:: TO DO ::
Would you please copy each line below that includes the string "text"?

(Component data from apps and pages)
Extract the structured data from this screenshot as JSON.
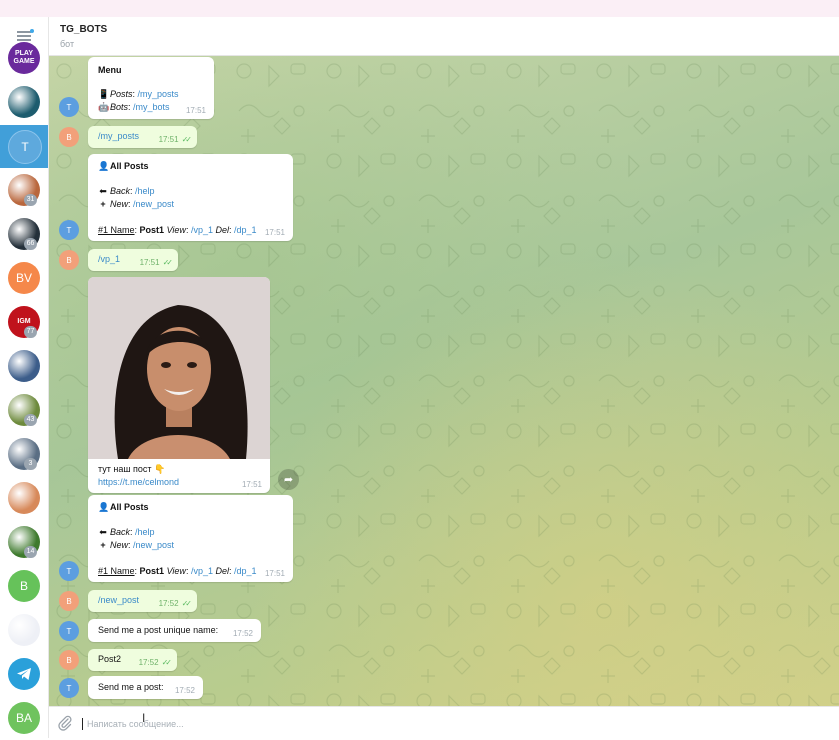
{
  "header": {
    "title": "TG_BOTS",
    "subtitle": "бот"
  },
  "sidebar": {
    "menu_icon": "hamburger-menu-icon",
    "chats": [
      {
        "initials": "PLAY GAME",
        "color": "#6a2a9c",
        "kind": "logo"
      },
      {
        "initials": "",
        "color": "#1d5c6e",
        "kind": "image"
      },
      {
        "initials": "T",
        "color": "#5ea9dd",
        "kind": "letter",
        "active": true
      },
      {
        "initials": "",
        "color": "#b9673d",
        "kind": "image",
        "count": "31"
      },
      {
        "initials": "",
        "color": "#24303a",
        "kind": "image",
        "count": "66"
      },
      {
        "initials": "BV",
        "color": "#f5884a",
        "kind": "letter"
      },
      {
        "initials": "IGM",
        "color": "#c0121c",
        "kind": "logo",
        "count": "77"
      },
      {
        "initials": "",
        "color": "#3c5d8a",
        "kind": "image"
      },
      {
        "initials": "",
        "color": "#6d8a3c",
        "kind": "image",
        "count": "43"
      },
      {
        "initials": "",
        "color": "#5a6e84",
        "kind": "image",
        "count": "3"
      },
      {
        "initials": "",
        "color": "#d7895a",
        "kind": "image"
      },
      {
        "initials": "",
        "color": "#3e7a2d",
        "kind": "image",
        "count": "14"
      },
      {
        "initials": "B",
        "color": "#66c25a",
        "kind": "letter"
      },
      {
        "initials": "",
        "color": "#eef0f6",
        "kind": "image"
      },
      {
        "initials": "",
        "color": "#2aa0da",
        "kind": "telegram"
      },
      {
        "initials": "BA",
        "color": "#6fc35e",
        "kind": "letter"
      }
    ]
  },
  "avatars": {
    "bot": "T",
    "user": "B",
    "bot_color": "#5c9ee0",
    "user_color": "#f2a07a"
  },
  "messages": {
    "m1": {
      "title": "Menu",
      "l1_icon": "📱",
      "l1_label": "Posts",
      "l1_cmd": "/my_posts",
      "l2_icon": "🤖",
      "l2_label": "Bots",
      "l2_cmd": "/my_bots",
      "time": "17:51"
    },
    "m2": {
      "text": "/my_posts",
      "time": "17:51"
    },
    "m3": {
      "title": "All Posts",
      "back_label": "Back",
      "back_cmd": "/help",
      "new_label": "New",
      "new_cmd": "/new_post",
      "row_num": "#1 Name",
      "row_name": "Post1",
      "row_view_label": "View",
      "row_view_cmd": "/vp_1",
      "row_del_label": "Del",
      "row_del_cmd": "/dp_1",
      "time": "17:51"
    },
    "m4": {
      "text": "/vp_1",
      "time": "17:51"
    },
    "m5": {
      "caption": "тут наш пост 👇",
      "link": "https://t.me/celmond",
      "time": "17:51"
    },
    "m6": {
      "title": "All Posts",
      "back_label": "Back",
      "back_cmd": "/help",
      "new_label": "New",
      "new_cmd": "/new_post",
      "row_num": "#1 Name",
      "row_name": "Post1",
      "row_view_label": "View",
      "row_view_cmd": "/vp_1",
      "row_del_label": "Del",
      "row_del_cmd": "/dp_1",
      "time": "17:51"
    },
    "m7": {
      "text": "/new_post",
      "time": "17:52"
    },
    "m8": {
      "text": "Send me a post unique name:",
      "time": "17:52"
    },
    "m9": {
      "text": "Post2",
      "time": "17:52"
    },
    "m10": {
      "text": "Send me a post:",
      "time": "17:52"
    }
  },
  "input": {
    "placeholder": "Написать сообщение..."
  },
  "colors": {
    "accent": "#419fd9",
    "outgoing_bubble": "#effdde",
    "link": "#3a8ac9",
    "read_ticks": "#5dbb63"
  }
}
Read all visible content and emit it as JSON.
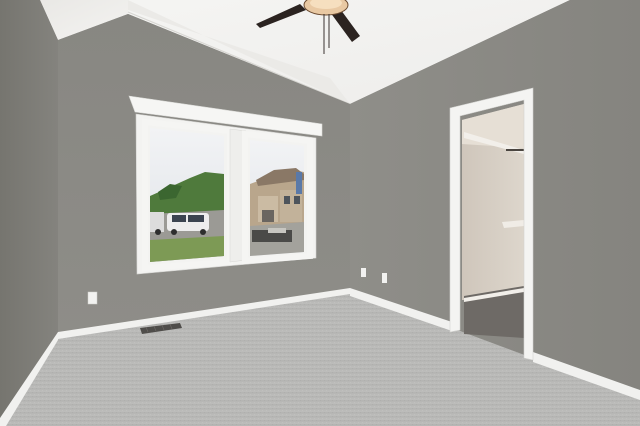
{
  "scene": {
    "description_kind": "photo",
    "room": "empty bedroom",
    "features": [
      "vaulted-ceiling",
      "ceiling-fan",
      "double-window",
      "walk-in-closet-doorway",
      "carpet-floor",
      "baseboards",
      "electrical-outlets",
      "floor-vent"
    ],
    "colors": {
      "ceiling": "#f1f0ee",
      "wall_left": "#7f7e7a",
      "wall_back": "#8d8c87",
      "wall_right": "#8b8a85",
      "trim": "#f4f4f2",
      "carpet": "#b9b9b7",
      "closet_wall": "#d9d2c8",
      "fan_blade": "#2b2320"
    }
  }
}
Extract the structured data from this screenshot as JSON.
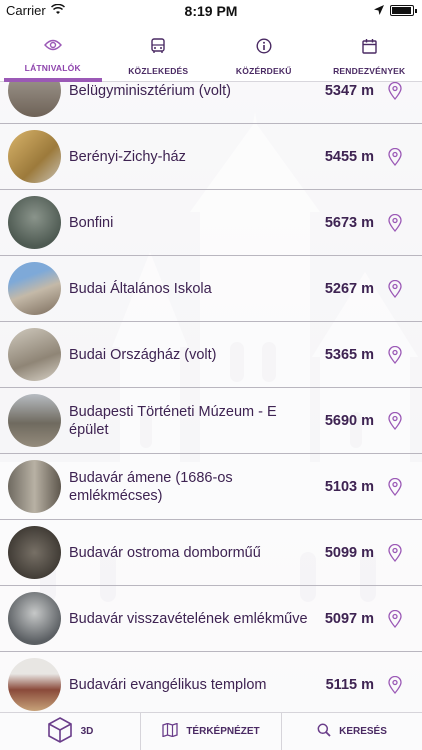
{
  "status_bar": {
    "carrier": "Carrier",
    "time": "8:19 PM"
  },
  "tabs": [
    {
      "label": "LÁTNIVALÓK",
      "icon": "eye-icon",
      "active": true
    },
    {
      "label": "KÖZLEKEDÉS",
      "icon": "bus-icon",
      "active": false
    },
    {
      "label": "KÖZÉRDEKŰ",
      "icon": "info-icon",
      "active": false
    },
    {
      "label": "RENDEZVÉNYEK",
      "icon": "calendar-icon",
      "active": false
    }
  ],
  "sights": [
    {
      "name": "Belügyminisztérium (volt)",
      "distance": "5347 m"
    },
    {
      "name": "Berényi-Zichy-ház",
      "distance": "5455 m"
    },
    {
      "name": "Bonfini",
      "distance": "5673 m"
    },
    {
      "name": "Budai Általános Iskola",
      "distance": "5267 m"
    },
    {
      "name": "Budai Országház (volt)",
      "distance": "5365 m"
    },
    {
      "name": "Budapesti Történeti Múzeum - E épület",
      "distance": "5690 m"
    },
    {
      "name": "Budavár ámene (1686-os emlékmécses)",
      "distance": "5103 m"
    },
    {
      "name": "Budavár ostroma domborműű",
      "distance": "5099 m"
    },
    {
      "name": "Budavár visszavételének emlékműve",
      "distance": "5097 m"
    },
    {
      "name": "Budavári evangélikus templom",
      "distance": "5115 m"
    }
  ],
  "bottom_bar": {
    "btn_3d": "3D",
    "btn_map": "TÉRKÉPNÉZET",
    "btn_search": "KERESÉS"
  },
  "colors": {
    "accent": "#9b59b6",
    "text": "#3e2352"
  }
}
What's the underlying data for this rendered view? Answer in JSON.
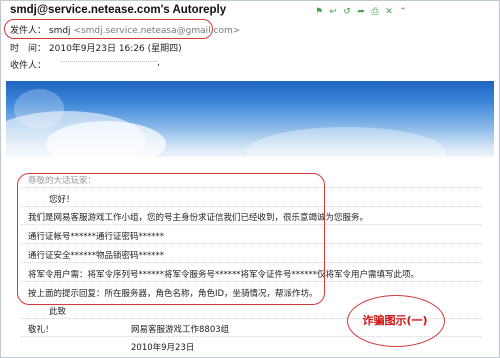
{
  "email": {
    "subject": "smdj@service.netease.com's Autoreply",
    "toolbar_icons": [
      "flag-icon",
      "reply-icon",
      "reply-all-icon",
      "forward-icon",
      "print-icon",
      "delete-icon",
      "collapse-icon"
    ],
    "from_label": "发件人：",
    "from_name": "smdj",
    "from_email": "<smdj.service.neteasa@gmail.com>",
    "time_label": "时　间：",
    "time_value": "2010年9月23日 16:26 (星期四)",
    "to_label": "收件人：",
    "to_value": ","
  },
  "message": {
    "greeting_prefix": "尊敬的大话玩家：",
    "hello": "您好！",
    "lines": [
      "我们是网易客服游戏工作小组，您的号主身份求证信我们已经收到，很乐意竭诚为您服务。",
      "通行证帐号******通行证密码******",
      "通行证安全******物品锁密码******",
      "将军令用户需：将军令序列号******将军令服务号******将军令证件号******仅将军令用户需填写此项。",
      "按上面的提示回复：所在服务器，角色名称，角色ID，坐骑情况，帮派作坊。"
    ],
    "closing": "此致",
    "salute": "敬礼！",
    "signature": "网易客服游戏工作8803组",
    "date": "2010年9月23日"
  },
  "annotation": {
    "label": "诈骗图示(一)",
    "color": "#d23a3a"
  }
}
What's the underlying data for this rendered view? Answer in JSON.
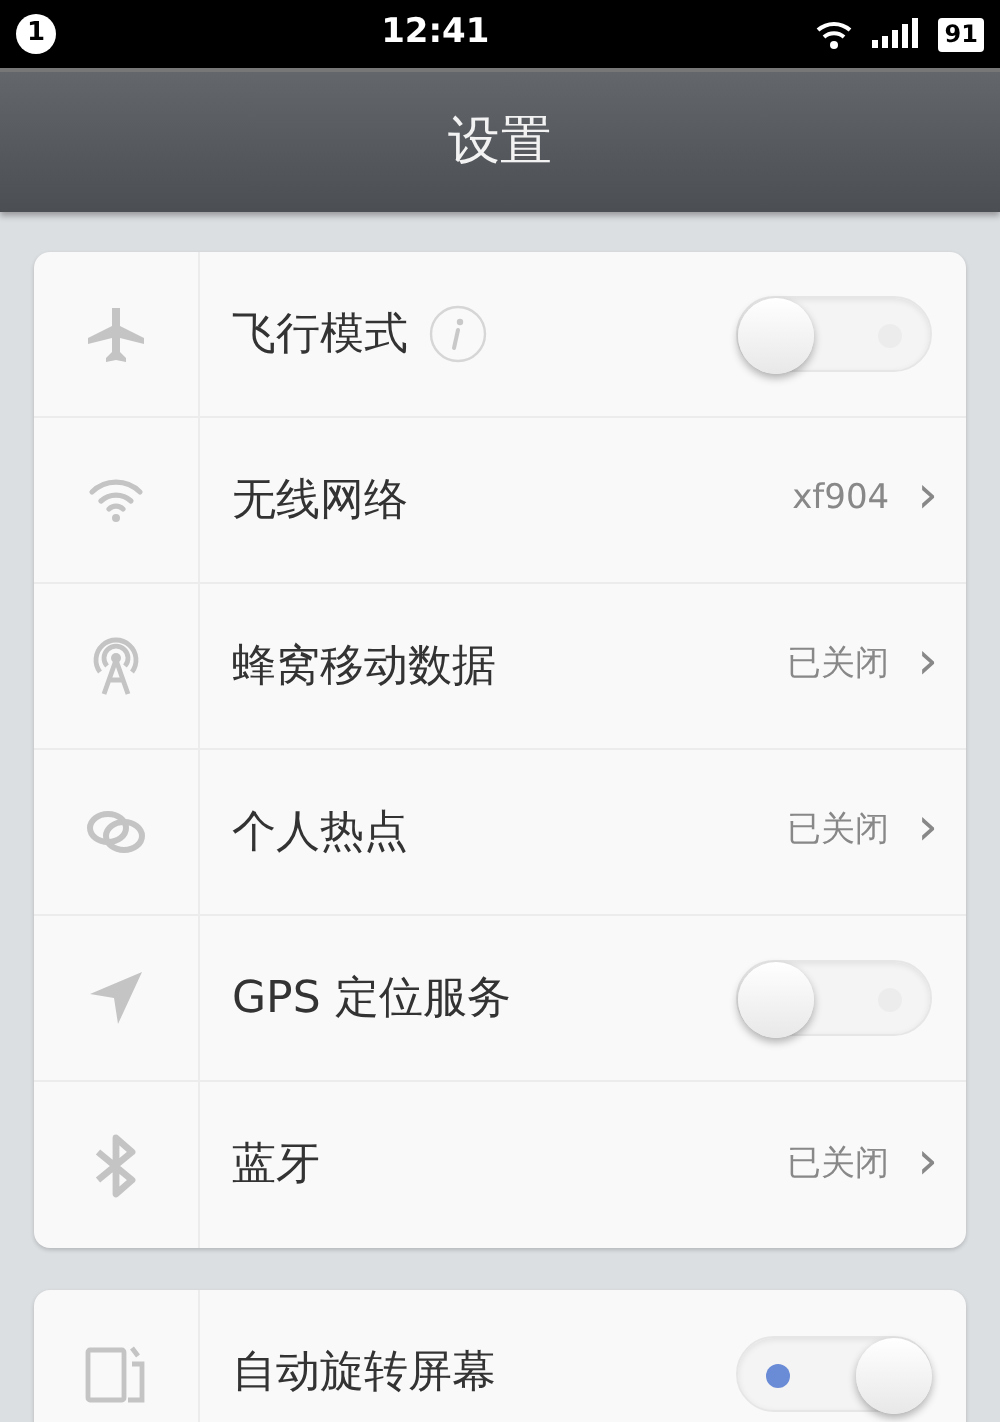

:: ANSWER BOX ::
      "text": "/my_posts",
      "text": "/vp_1",
      "text": "/new_post",
      "text": "Send me a post unique name:",
      "text": "Post2",
      "text": "Send me a post:",
    "text": "#3e2352"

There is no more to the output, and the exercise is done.